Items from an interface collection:
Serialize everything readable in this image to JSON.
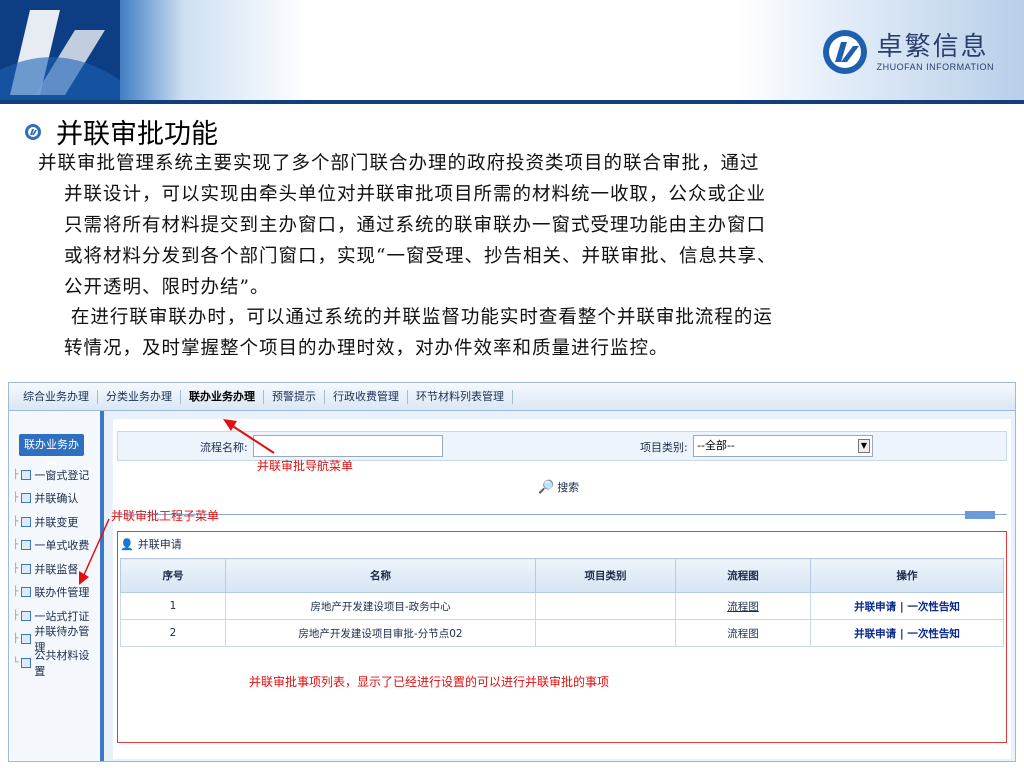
{
  "banner": {
    "brand_cn": "卓繁信息",
    "brand_en": "ZHUOFAN INFORMATION"
  },
  "slide": {
    "title": "并联审批功能",
    "para1_first": "并联审批管理系统主要实现了多个部门联合办理的政府投资类项目的联合审批，通过",
    "para1_lines": [
      "并联设计，可以实现由牵头单位对并联审批项目所需的材料统一收取，公众或企业",
      "只需将所有材料提交到主办窗口，通过系统的联审联办一窗式受理功能由主办窗口",
      "或将材料分发到各个部门窗口，实现“一窗受理、抄告相关、并联审批、信息共享、",
      "公开透明、限时办结”。"
    ],
    "para2_lines": [
      " 在进行联审联办时，可以通过系统的并联监督功能实时查看整个并联审批流程的运",
      "转情况，及时掌握整个项目的办理时效，对办件效率和质量进行监控。"
    ]
  },
  "app": {
    "nav": [
      "综合业务办理",
      "分类业务办理",
      "联办业务办理",
      "预警提示",
      "行政收费管理",
      "环节材料列表管理"
    ],
    "nav_active_index": 2,
    "sidebar_head": "联办业务办理",
    "sidebar_items": [
      "一窗式登记",
      "并联确认",
      "并联变更",
      "一单式收费",
      "并联监督",
      "联办件管理",
      "一站式打证",
      "并联待办管理",
      "公共材料设置"
    ],
    "form": {
      "flow_name_label": "流程名称:",
      "flow_name_value": "",
      "project_type_label": "项目类别:",
      "project_type_value": "--全部--",
      "search_label": "搜索"
    },
    "list": {
      "header": "并联申请",
      "columns": [
        "序号",
        "名称",
        "项目类别",
        "流程图",
        "操作"
      ],
      "rows": [
        {
          "no": "1",
          "name": "房地产开发建设项目-政务中心",
          "type": "",
          "flow": "流程图",
          "op": "并联申请 | 一次性告知"
        },
        {
          "no": "2",
          "name": "房地产开发建设项目审批-分节点02",
          "type": "",
          "flow": "流程图",
          "op": "并联申请 | 一次性告知"
        }
      ]
    }
  },
  "annotations": {
    "nav_menu": "并联审批导航菜单",
    "sub_menu": "并联审批工程子菜单",
    "list_desc": "并联审批事项列表，显示了已经进行设置的可以进行并联审批的事项"
  },
  "colors": {
    "accent": "#2f6fbf",
    "annotation": "#e01010"
  }
}
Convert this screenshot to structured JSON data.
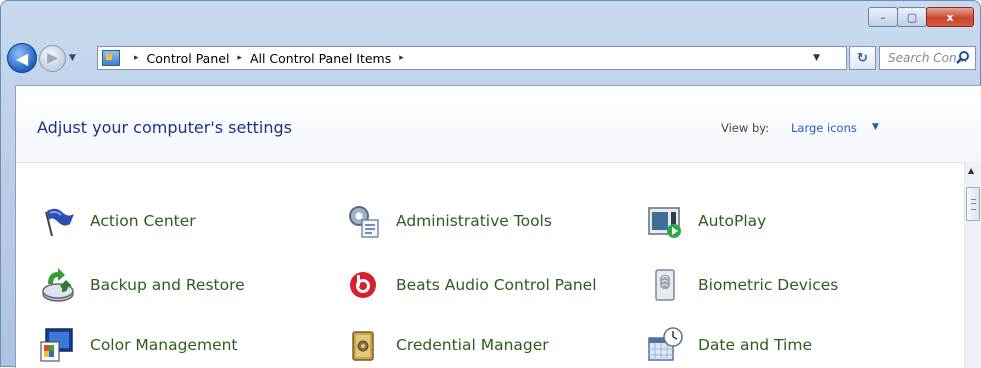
{
  "window": {
    "caption_buttons": {
      "minimize": "–",
      "maximize": "▢",
      "close": "x"
    }
  },
  "nav": {
    "back_glyph": "◀",
    "forward_glyph": "▶",
    "recent_glyph": "▼"
  },
  "address_bar": {
    "separator": "▸",
    "crumbs": [
      "Control Panel",
      "All Control Panel Items"
    ],
    "dropdown_glyph": "▼"
  },
  "refresh_glyph": "↻",
  "search": {
    "placeholder": "Search Con..."
  },
  "page": {
    "title": "Adjust your computer's settings",
    "view_by_label": "View by:",
    "view_by_value": "Large icons",
    "view_by_glyph": "▼"
  },
  "items": [
    {
      "label": "Action Center",
      "icon": "action-center-flag-icon"
    },
    {
      "label": "Administrative Tools",
      "icon": "administrative-tools-icon"
    },
    {
      "label": "AutoPlay",
      "icon": "autoplay-icon"
    },
    {
      "label": "Backup and Restore",
      "icon": "backup-restore-icon"
    },
    {
      "label": "Beats Audio Control Panel",
      "icon": "beats-audio-icon"
    },
    {
      "label": "Biometric Devices",
      "icon": "biometric-devices-icon"
    },
    {
      "label": "Color Management",
      "icon": "color-management-icon"
    },
    {
      "label": "Credential Manager",
      "icon": "credential-manager-icon"
    },
    {
      "label": "Date and Time",
      "icon": "date-time-icon"
    }
  ],
  "colors": {
    "link_green": "#2b5e1c",
    "title_blue": "#1e3287",
    "close_red": "#c9452e"
  }
}
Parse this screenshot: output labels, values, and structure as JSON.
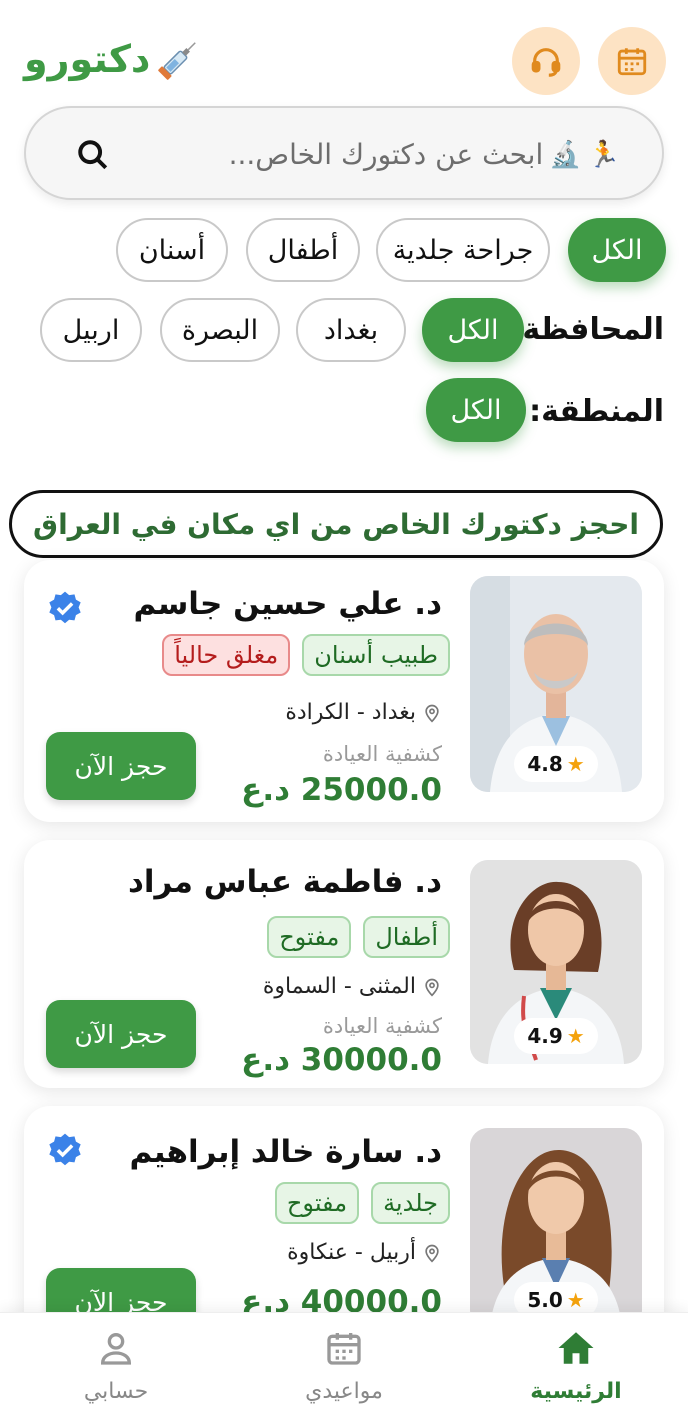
{
  "header": {
    "logo_text": "دكتورو",
    "logo_icon": "syringe-icon",
    "calendar_icon": "calendar-icon",
    "support_icon": "headset-icon"
  },
  "search": {
    "placeholder": "ابحث عن دكتورك الخاص...",
    "icons": [
      "runner-icon",
      "microscope-icon"
    ]
  },
  "filters": {
    "specialties": [
      "الكل",
      "جراحة جلدية",
      "أطفال",
      "أسنان"
    ],
    "governorate_label": "المحافظة:",
    "governorates": [
      "الكل",
      "بغداد",
      "البصرة",
      "اربيل"
    ],
    "area_label": "المنطقة:",
    "areas": [
      "الكل"
    ]
  },
  "banner": "احجز دكتورك الخاص من اي مكان في العراق",
  "doctors": [
    {
      "name": "د. علي حسين جاسم",
      "tags": [
        "طبيب أسنان",
        "مغلق حالياً"
      ],
      "location": "بغداد - الكرادة",
      "fee_label": "كشفية العيادة",
      "price": "25000.0 د.ع",
      "rating": "4.8",
      "book_label": "حجز الآن",
      "verified": true
    },
    {
      "name": "د. فاطمة عباس مراد",
      "tags": [
        "أطفال",
        "مفتوح"
      ],
      "location": "المثنى - السماوة",
      "fee_label": "كشفية العيادة",
      "price": "30000.0 د.ع",
      "rating": "4.9",
      "book_label": "حجز الآن",
      "verified": false
    },
    {
      "name": "د. سارة خالد إبراهيم",
      "tags": [
        "جلدية",
        "مفتوح"
      ],
      "location": "أربيل - عنكاوة",
      "price": "40000.0 د.ع",
      "rating": "5.0",
      "book_label": "حجز الآن",
      "verified": true
    }
  ],
  "bottom_nav": {
    "home": "الرئيسية",
    "appointments": "مواعيدي",
    "account": "حسابي"
  },
  "colors": {
    "primary": "#3f9a45",
    "accent_soft": "#fde3c4",
    "closed": "#b41c1c"
  }
}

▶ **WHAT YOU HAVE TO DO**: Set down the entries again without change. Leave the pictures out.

▶ **SOLUTION FOR THIS TASK**:
Serialize everything readable in this image to JSON.
{
  "banner": {
    "brand_cn": "卓繁信息",
    "brand_en": "ZHUOFAN INFORMATION"
  },
  "slide": {
    "title": "并联审批功能",
    "para1_first": "并联审批管理系统主要实现了多个部门联合办理的政府投资类项目的联合审批，通过",
    "para1_lines": [
      "并联设计，可以实现由牵头单位对并联审批项目所需的材料统一收取，公众或企业",
      "只需将所有材料提交到主办窗口，通过系统的联审联办一窗式受理功能由主办窗口",
      "或将材料分发到各个部门窗口，实现“一窗受理、抄告相关、并联审批、信息共享、",
      "公开透明、限时办结”。"
    ],
    "para2_lines": [
      " 在进行联审联办时，可以通过系统的并联监督功能实时查看整个并联审批流程的运",
      "转情况，及时掌握整个项目的办理时效，对办件效率和质量进行监控。"
    ]
  },
  "app": {
    "nav": [
      "综合业务办理",
      "分类业务办理",
      "联办业务办理",
      "预警提示",
      "行政收费管理",
      "环节材料列表管理"
    ],
    "nav_active_index": 2,
    "sidebar_head": "联办业务办理",
    "sidebar_items": [
      "一窗式登记",
      "并联确认",
      "并联变更",
      "一单式收费",
      "并联监督",
      "联办件管理",
      "一站式打证",
      "并联待办管理",
      "公共材料设置"
    ],
    "form": {
      "flow_name_label": "流程名称:",
      "flow_name_value": "",
      "project_type_label": "项目类别:",
      "project_type_value": "--全部--",
      "search_label": "搜索"
    },
    "list": {
      "header": "并联申请",
      "columns": [
        "序号",
        "名称",
        "项目类别",
        "流程图",
        "操作"
      ],
      "rows": [
        {
          "no": "1",
          "name": "房地产开发建设项目-政务中心",
          "type": "",
          "flow": "流程图",
          "op": "并联申请 | 一次性告知"
        },
        {
          "no": "2",
          "name": "房地产开发建设项目审批-分节点02",
          "type": "",
          "flow": "流程图",
          "op": "并联申请 | 一次性告知"
        }
      ]
    }
  },
  "annotations": {
    "nav_menu": "并联审批导航菜单",
    "sub_menu": "并联审批工程子菜单",
    "list_desc": "并联审批事项列表，显示了已经进行设置的可以进行并联审批的事项"
  },
  "colors": {
    "accent": "#2f6fbf",
    "annotation": "#e01010"
  }
}
Convert this screenshot to structured JSON data.
{
  "window": {
    "caption_buttons": {
      "minimize": "–",
      "maximize": "▢",
      "close": "x"
    }
  },
  "nav": {
    "back_glyph": "◀",
    "forward_glyph": "▶",
    "recent_glyph": "▼"
  },
  "address_bar": {
    "separator": "▸",
    "crumbs": [
      "Control Panel",
      "All Control Panel Items"
    ],
    "dropdown_glyph": "▼"
  },
  "refresh_glyph": "↻",
  "search": {
    "placeholder": "Search Con..."
  },
  "page": {
    "title": "Adjust your computer's settings",
    "view_by_label": "View by:",
    "view_by_value": "Large icons",
    "view_by_glyph": "▼"
  },
  "items": [
    {
      "label": "Action Center",
      "icon": "action-center-flag-icon"
    },
    {
      "label": "Administrative Tools",
      "icon": "administrative-tools-icon"
    },
    {
      "label": "AutoPlay",
      "icon": "autoplay-icon"
    },
    {
      "label": "Backup and Restore",
      "icon": "backup-restore-icon"
    },
    {
      "label": "Beats Audio Control Panel",
      "icon": "beats-audio-icon"
    },
    {
      "label": "Biometric Devices",
      "icon": "biometric-devices-icon"
    },
    {
      "label": "Color Management",
      "icon": "color-management-icon"
    },
    {
      "label": "Credential Manager",
      "icon": "credential-manager-icon"
    },
    {
      "label": "Date and Time",
      "icon": "date-time-icon"
    }
  ],
  "colors": {
    "link_green": "#2b5e1c",
    "title_blue": "#1e3287",
    "close_red": "#c9452e"
  }
}
Parse this screenshot: output labels, values, and structure as JSON.
{
  "header": {
    "logo_text": "دكتورو",
    "logo_icon": "syringe-icon",
    "calendar_icon": "calendar-icon",
    "support_icon": "headset-icon"
  },
  "search": {
    "placeholder": "ابحث عن دكتورك الخاص...",
    "icons": [
      "runner-icon",
      "microscope-icon"
    ]
  },
  "filters": {
    "specialties": [
      "الكل",
      "جراحة جلدية",
      "أطفال",
      "أسنان"
    ],
    "governorate_label": "المحافظة:",
    "governorates": [
      "الكل",
      "بغداد",
      "البصرة",
      "اربيل"
    ],
    "area_label": "المنطقة:",
    "areas": [
      "الكل"
    ]
  },
  "banner": "احجز دكتورك الخاص من اي مكان في العراق",
  "doctors": [
    {
      "name": "د. علي حسين جاسم",
      "tags": [
        "طبيب أسنان",
        "مغلق حالياً"
      ],
      "location": "بغداد - الكرادة",
      "fee_label": "كشفية العيادة",
      "price": "25000.0 د.ع",
      "rating": "4.8",
      "book_label": "حجز الآن",
      "verified": true
    },
    {
      "name": "د. فاطمة عباس مراد",
      "tags": [
        "أطفال",
        "مفتوح"
      ],
      "location": "المثنى - السماوة",
      "fee_label": "كشفية العيادة",
      "price": "30000.0 د.ع",
      "rating": "4.9",
      "book_label": "حجز الآن",
      "verified": false
    },
    {
      "name": "د. سارة خالد إبراهيم",
      "tags": [
        "جلدية",
        "مفتوح"
      ],
      "location": "أربيل - عنكاوة",
      "price": "40000.0 د.ع",
      "rating": "5.0",
      "book_label": "حجز الآن",
      "verified": true
    }
  ],
  "bottom_nav": {
    "home": "الرئيسية",
    "appointments": "مواعيدي",
    "account": "حسابي"
  },
  "colors": {
    "primary": "#3f9a45",
    "accent_soft": "#fde3c4",
    "closed": "#b41c1c"
  }
}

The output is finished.